--- Exercise materials ---
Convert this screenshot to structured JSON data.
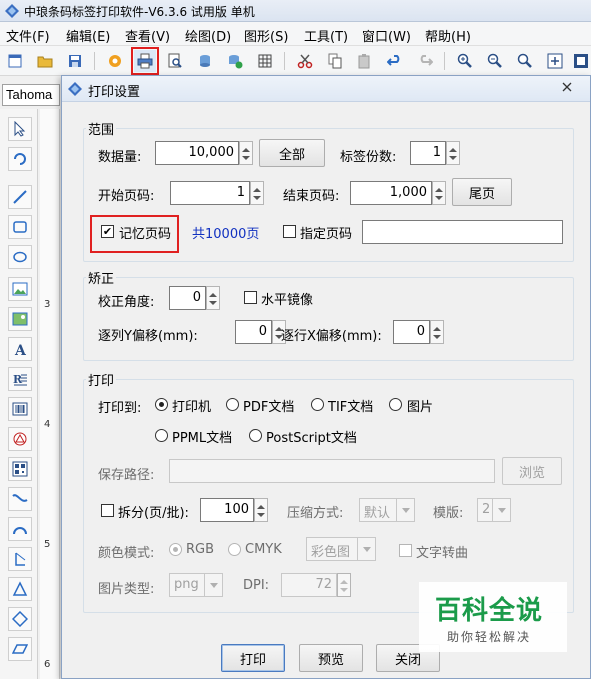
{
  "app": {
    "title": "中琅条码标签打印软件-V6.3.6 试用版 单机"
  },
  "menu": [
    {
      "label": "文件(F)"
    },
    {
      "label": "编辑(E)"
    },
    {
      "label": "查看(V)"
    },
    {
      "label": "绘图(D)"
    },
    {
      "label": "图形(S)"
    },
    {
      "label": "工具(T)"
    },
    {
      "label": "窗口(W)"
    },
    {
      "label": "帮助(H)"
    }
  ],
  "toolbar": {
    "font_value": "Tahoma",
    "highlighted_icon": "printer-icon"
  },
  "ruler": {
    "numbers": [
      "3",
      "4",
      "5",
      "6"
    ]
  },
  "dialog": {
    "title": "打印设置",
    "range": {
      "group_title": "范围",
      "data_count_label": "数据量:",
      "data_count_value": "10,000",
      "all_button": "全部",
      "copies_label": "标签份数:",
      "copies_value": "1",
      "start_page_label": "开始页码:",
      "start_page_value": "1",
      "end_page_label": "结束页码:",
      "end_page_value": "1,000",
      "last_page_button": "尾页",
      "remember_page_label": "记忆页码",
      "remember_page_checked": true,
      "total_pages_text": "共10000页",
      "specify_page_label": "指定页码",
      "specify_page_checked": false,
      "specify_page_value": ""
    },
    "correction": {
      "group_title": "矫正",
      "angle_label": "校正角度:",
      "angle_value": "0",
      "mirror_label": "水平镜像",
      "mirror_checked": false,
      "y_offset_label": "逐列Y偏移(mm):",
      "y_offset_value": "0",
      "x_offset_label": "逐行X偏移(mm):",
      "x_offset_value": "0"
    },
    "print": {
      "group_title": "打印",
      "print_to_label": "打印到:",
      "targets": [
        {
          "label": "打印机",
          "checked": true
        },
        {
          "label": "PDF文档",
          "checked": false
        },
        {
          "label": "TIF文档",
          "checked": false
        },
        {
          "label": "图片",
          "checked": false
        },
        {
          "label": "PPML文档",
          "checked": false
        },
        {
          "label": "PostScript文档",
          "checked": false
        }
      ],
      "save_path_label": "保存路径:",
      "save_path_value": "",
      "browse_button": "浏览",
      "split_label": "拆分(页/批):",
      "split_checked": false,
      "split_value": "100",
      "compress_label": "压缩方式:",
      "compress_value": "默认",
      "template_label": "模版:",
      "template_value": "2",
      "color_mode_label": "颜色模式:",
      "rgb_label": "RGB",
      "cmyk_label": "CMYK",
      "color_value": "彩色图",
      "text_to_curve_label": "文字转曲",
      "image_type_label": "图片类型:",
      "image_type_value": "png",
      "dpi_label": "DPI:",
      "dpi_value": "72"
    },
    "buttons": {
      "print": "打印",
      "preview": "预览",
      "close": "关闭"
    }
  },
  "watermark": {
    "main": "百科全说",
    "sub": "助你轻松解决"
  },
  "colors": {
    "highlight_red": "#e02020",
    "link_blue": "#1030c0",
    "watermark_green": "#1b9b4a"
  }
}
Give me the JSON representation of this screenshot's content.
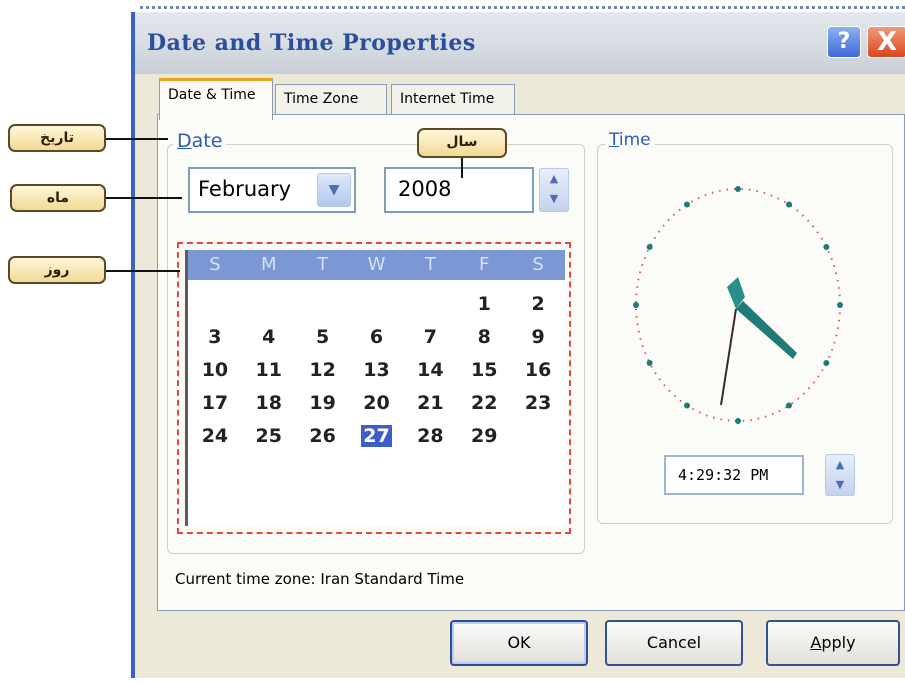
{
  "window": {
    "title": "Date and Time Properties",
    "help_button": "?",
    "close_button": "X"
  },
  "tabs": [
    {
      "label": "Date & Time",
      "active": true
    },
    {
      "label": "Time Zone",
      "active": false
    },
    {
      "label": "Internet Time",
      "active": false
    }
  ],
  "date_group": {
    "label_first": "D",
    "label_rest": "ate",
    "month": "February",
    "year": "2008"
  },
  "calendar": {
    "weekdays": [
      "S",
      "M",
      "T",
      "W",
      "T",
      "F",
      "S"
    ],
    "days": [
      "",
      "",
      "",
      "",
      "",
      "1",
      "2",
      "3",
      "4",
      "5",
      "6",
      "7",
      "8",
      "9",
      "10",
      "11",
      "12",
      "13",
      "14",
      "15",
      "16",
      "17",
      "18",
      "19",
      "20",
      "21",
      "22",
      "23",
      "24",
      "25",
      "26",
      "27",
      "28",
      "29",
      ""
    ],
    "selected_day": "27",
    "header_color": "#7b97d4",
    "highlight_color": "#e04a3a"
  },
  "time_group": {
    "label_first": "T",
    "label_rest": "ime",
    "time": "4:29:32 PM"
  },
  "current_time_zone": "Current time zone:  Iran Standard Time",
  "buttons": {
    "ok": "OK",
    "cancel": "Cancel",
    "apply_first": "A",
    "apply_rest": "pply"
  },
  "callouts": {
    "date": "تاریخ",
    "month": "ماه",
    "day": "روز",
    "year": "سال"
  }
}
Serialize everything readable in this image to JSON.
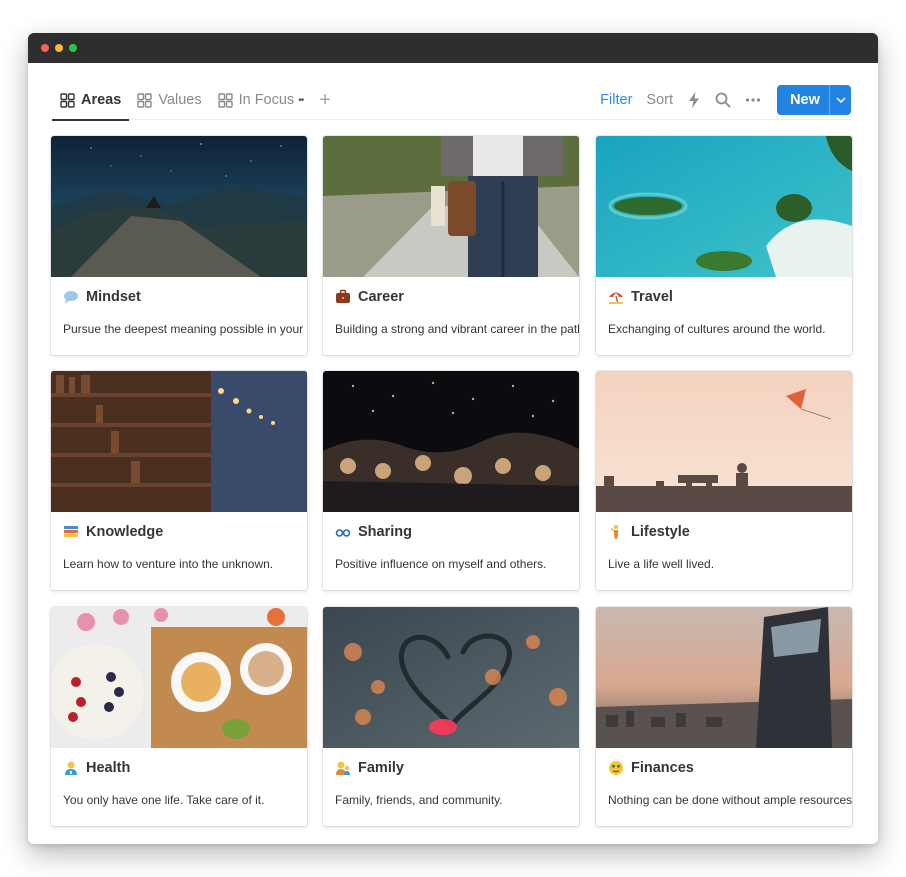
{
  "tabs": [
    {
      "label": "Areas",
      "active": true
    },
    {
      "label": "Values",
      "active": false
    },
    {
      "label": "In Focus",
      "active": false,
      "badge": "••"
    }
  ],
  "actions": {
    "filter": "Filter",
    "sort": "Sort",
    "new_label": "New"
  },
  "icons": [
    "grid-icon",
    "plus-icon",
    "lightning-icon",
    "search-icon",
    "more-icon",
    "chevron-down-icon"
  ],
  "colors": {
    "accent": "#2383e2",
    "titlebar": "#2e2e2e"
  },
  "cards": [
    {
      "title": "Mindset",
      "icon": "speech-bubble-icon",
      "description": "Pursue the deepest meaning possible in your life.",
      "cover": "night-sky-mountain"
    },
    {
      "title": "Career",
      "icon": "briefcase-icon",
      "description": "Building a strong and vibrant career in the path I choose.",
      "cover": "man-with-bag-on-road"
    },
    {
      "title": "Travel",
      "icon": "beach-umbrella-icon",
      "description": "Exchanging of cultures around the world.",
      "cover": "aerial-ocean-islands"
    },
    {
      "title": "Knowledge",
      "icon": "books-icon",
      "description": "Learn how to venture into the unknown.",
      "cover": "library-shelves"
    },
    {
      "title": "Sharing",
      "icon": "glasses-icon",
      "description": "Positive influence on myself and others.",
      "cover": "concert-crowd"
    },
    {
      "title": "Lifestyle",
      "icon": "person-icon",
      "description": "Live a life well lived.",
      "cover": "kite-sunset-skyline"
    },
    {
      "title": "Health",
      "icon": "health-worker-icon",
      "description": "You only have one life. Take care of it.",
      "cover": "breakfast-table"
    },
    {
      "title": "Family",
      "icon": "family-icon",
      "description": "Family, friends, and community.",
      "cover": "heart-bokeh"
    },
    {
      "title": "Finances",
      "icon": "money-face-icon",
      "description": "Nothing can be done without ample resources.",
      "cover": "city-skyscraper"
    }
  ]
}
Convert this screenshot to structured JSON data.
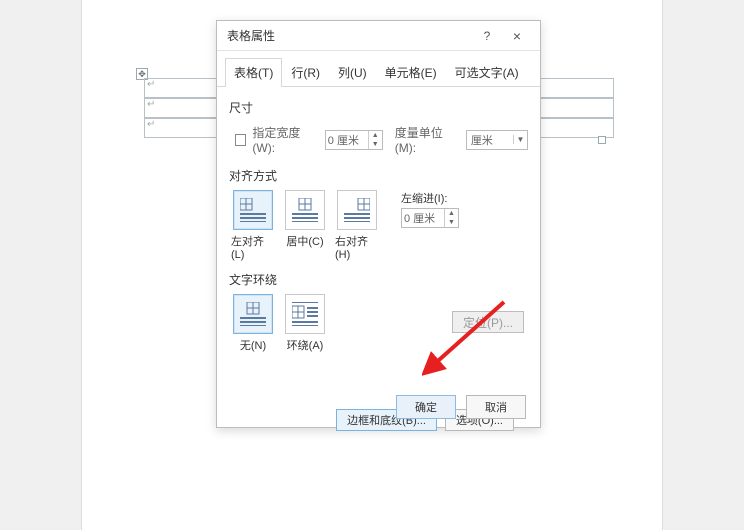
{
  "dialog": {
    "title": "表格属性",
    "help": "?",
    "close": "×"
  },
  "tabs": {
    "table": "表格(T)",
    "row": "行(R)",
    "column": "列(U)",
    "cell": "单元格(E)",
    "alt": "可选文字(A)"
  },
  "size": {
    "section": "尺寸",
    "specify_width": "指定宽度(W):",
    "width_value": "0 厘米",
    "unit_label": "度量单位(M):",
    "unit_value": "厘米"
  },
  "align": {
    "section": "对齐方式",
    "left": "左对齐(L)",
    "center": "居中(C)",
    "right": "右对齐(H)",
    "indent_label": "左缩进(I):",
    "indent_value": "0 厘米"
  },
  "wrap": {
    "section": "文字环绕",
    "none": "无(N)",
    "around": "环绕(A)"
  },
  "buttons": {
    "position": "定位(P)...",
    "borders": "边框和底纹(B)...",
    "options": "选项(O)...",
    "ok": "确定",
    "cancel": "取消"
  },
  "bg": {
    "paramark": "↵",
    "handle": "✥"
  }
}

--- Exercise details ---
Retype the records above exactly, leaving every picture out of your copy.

--- Expected output ---
Convert this screenshot to structured JSON data.
{
  "app": {
    "title": "中琅条码标签打印软件-V6.3.6 试用版 单机"
  },
  "menu": [
    {
      "label": "文件(F)"
    },
    {
      "label": "编辑(E)"
    },
    {
      "label": "查看(V)"
    },
    {
      "label": "绘图(D)"
    },
    {
      "label": "图形(S)"
    },
    {
      "label": "工具(T)"
    },
    {
      "label": "窗口(W)"
    },
    {
      "label": "帮助(H)"
    }
  ],
  "toolbar": {
    "font_value": "Tahoma",
    "highlighted_icon": "printer-icon"
  },
  "ruler": {
    "numbers": [
      "3",
      "4",
      "5",
      "6"
    ]
  },
  "dialog": {
    "title": "打印设置",
    "range": {
      "group_title": "范围",
      "data_count_label": "数据量:",
      "data_count_value": "10,000",
      "all_button": "全部",
      "copies_label": "标签份数:",
      "copies_value": "1",
      "start_page_label": "开始页码:",
      "start_page_value": "1",
      "end_page_label": "结束页码:",
      "end_page_value": "1,000",
      "last_page_button": "尾页",
      "remember_page_label": "记忆页码",
      "remember_page_checked": true,
      "total_pages_text": "共10000页",
      "specify_page_label": "指定页码",
      "specify_page_checked": false,
      "specify_page_value": ""
    },
    "correction": {
      "group_title": "矫正",
      "angle_label": "校正角度:",
      "angle_value": "0",
      "mirror_label": "水平镜像",
      "mirror_checked": false,
      "y_offset_label": "逐列Y偏移(mm):",
      "y_offset_value": "0",
      "x_offset_label": "逐行X偏移(mm):",
      "x_offset_value": "0"
    },
    "print": {
      "group_title": "打印",
      "print_to_label": "打印到:",
      "targets": [
        {
          "label": "打印机",
          "checked": true
        },
        {
          "label": "PDF文档",
          "checked": false
        },
        {
          "label": "TIF文档",
          "checked": false
        },
        {
          "label": "图片",
          "checked": false
        },
        {
          "label": "PPML文档",
          "checked": false
        },
        {
          "label": "PostScript文档",
          "checked": false
        }
      ],
      "save_path_label": "保存路径:",
      "save_path_value": "",
      "browse_button": "浏览",
      "split_label": "拆分(页/批):",
      "split_checked": false,
      "split_value": "100",
      "compress_label": "压缩方式:",
      "compress_value": "默认",
      "template_label": "模版:",
      "template_value": "2",
      "color_mode_label": "颜色模式:",
      "rgb_label": "RGB",
      "cmyk_label": "CMYK",
      "color_value": "彩色图",
      "text_to_curve_label": "文字转曲",
      "image_type_label": "图片类型:",
      "image_type_value": "png",
      "dpi_label": "DPI:",
      "dpi_value": "72"
    },
    "buttons": {
      "print": "打印",
      "preview": "预览",
      "close": "关闭"
    }
  },
  "watermark": {
    "main": "百科全说",
    "sub": "助你轻松解决"
  },
  "colors": {
    "highlight_red": "#e02020",
    "link_blue": "#1030c0",
    "watermark_green": "#1b9b4a"
  }
}
Give me the JSON representation of this screenshot's content.
{
  "window": {
    "title": "Date and Time Properties",
    "help_button": "?",
    "close_button": "X"
  },
  "tabs": [
    {
      "label": "Date & Time",
      "active": true
    },
    {
      "label": "Time Zone",
      "active": false
    },
    {
      "label": "Internet Time",
      "active": false
    }
  ],
  "date_group": {
    "label_first": "D",
    "label_rest": "ate",
    "month": "February",
    "year": "2008"
  },
  "calendar": {
    "weekdays": [
      "S",
      "M",
      "T",
      "W",
      "T",
      "F",
      "S"
    ],
    "days": [
      "",
      "",
      "",
      "",
      "",
      "1",
      "2",
      "3",
      "4",
      "5",
      "6",
      "7",
      "8",
      "9",
      "10",
      "11",
      "12",
      "13",
      "14",
      "15",
      "16",
      "17",
      "18",
      "19",
      "20",
      "21",
      "22",
      "23",
      "24",
      "25",
      "26",
      "27",
      "28",
      "29",
      ""
    ],
    "selected_day": "27",
    "header_color": "#7b97d4",
    "highlight_color": "#e04a3a"
  },
  "time_group": {
    "label_first": "T",
    "label_rest": "ime",
    "time": "4:29:32 PM"
  },
  "current_time_zone": "Current time zone:  Iran Standard Time",
  "buttons": {
    "ok": "OK",
    "cancel": "Cancel",
    "apply_first": "A",
    "apply_rest": "pply"
  },
  "callouts": {
    "date": "تاریخ",
    "month": "ماه",
    "day": "روز",
    "year": "سال"
  }
}
Serialize everything readable in this image to JSON.
{
  "tabs": [
    {
      "label": "Areas",
      "active": true
    },
    {
      "label": "Values",
      "active": false
    },
    {
      "label": "In Focus",
      "active": false,
      "badge": "••"
    }
  ],
  "actions": {
    "filter": "Filter",
    "sort": "Sort",
    "new_label": "New"
  },
  "icons": [
    "grid-icon",
    "plus-icon",
    "lightning-icon",
    "search-icon",
    "more-icon",
    "chevron-down-icon"
  ],
  "colors": {
    "accent": "#2383e2",
    "titlebar": "#2e2e2e"
  },
  "cards": [
    {
      "title": "Mindset",
      "icon": "speech-bubble-icon",
      "description": "Pursue the deepest meaning possible in your life.",
      "cover": "night-sky-mountain"
    },
    {
      "title": "Career",
      "icon": "briefcase-icon",
      "description": "Building a strong and vibrant career in the path I choose.",
      "cover": "man-with-bag-on-road"
    },
    {
      "title": "Travel",
      "icon": "beach-umbrella-icon",
      "description": "Exchanging of cultures around the world.",
      "cover": "aerial-ocean-islands"
    },
    {
      "title": "Knowledge",
      "icon": "books-icon",
      "description": "Learn how to venture into the unknown.",
      "cover": "library-shelves"
    },
    {
      "title": "Sharing",
      "icon": "glasses-icon",
      "description": "Positive influence on myself and others.",
      "cover": "concert-crowd"
    },
    {
      "title": "Lifestyle",
      "icon": "person-icon",
      "description": "Live a life well lived.",
      "cover": "kite-sunset-skyline"
    },
    {
      "title": "Health",
      "icon": "health-worker-icon",
      "description": "You only have one life. Take care of it.",
      "cover": "breakfast-table"
    },
    {
      "title": "Family",
      "icon": "family-icon",
      "description": "Family, friends, and community.",
      "cover": "heart-bokeh"
    },
    {
      "title": "Finances",
      "icon": "money-face-icon",
      "description": "Nothing can be done without ample resources.",
      "cover": "city-skyscraper"
    }
  ]
}
Convert this screenshot to structured JSON data.
{
  "dialog": {
    "title": "表格属性",
    "help": "?",
    "close": "×"
  },
  "tabs": {
    "table": "表格(T)",
    "row": "行(R)",
    "column": "列(U)",
    "cell": "单元格(E)",
    "alt": "可选文字(A)"
  },
  "size": {
    "section": "尺寸",
    "specify_width": "指定宽度(W):",
    "width_value": "0 厘米",
    "unit_label": "度量单位(M):",
    "unit_value": "厘米"
  },
  "align": {
    "section": "对齐方式",
    "left": "左对齐(L)",
    "center": "居中(C)",
    "right": "右对齐(H)",
    "indent_label": "左缩进(I):",
    "indent_value": "0 厘米"
  },
  "wrap": {
    "section": "文字环绕",
    "none": "无(N)",
    "around": "环绕(A)"
  },
  "buttons": {
    "position": "定位(P)...",
    "borders": "边框和底纹(B)...",
    "options": "选项(O)...",
    "ok": "确定",
    "cancel": "取消"
  },
  "bg": {
    "paramark": "↵",
    "handle": "✥"
  }
}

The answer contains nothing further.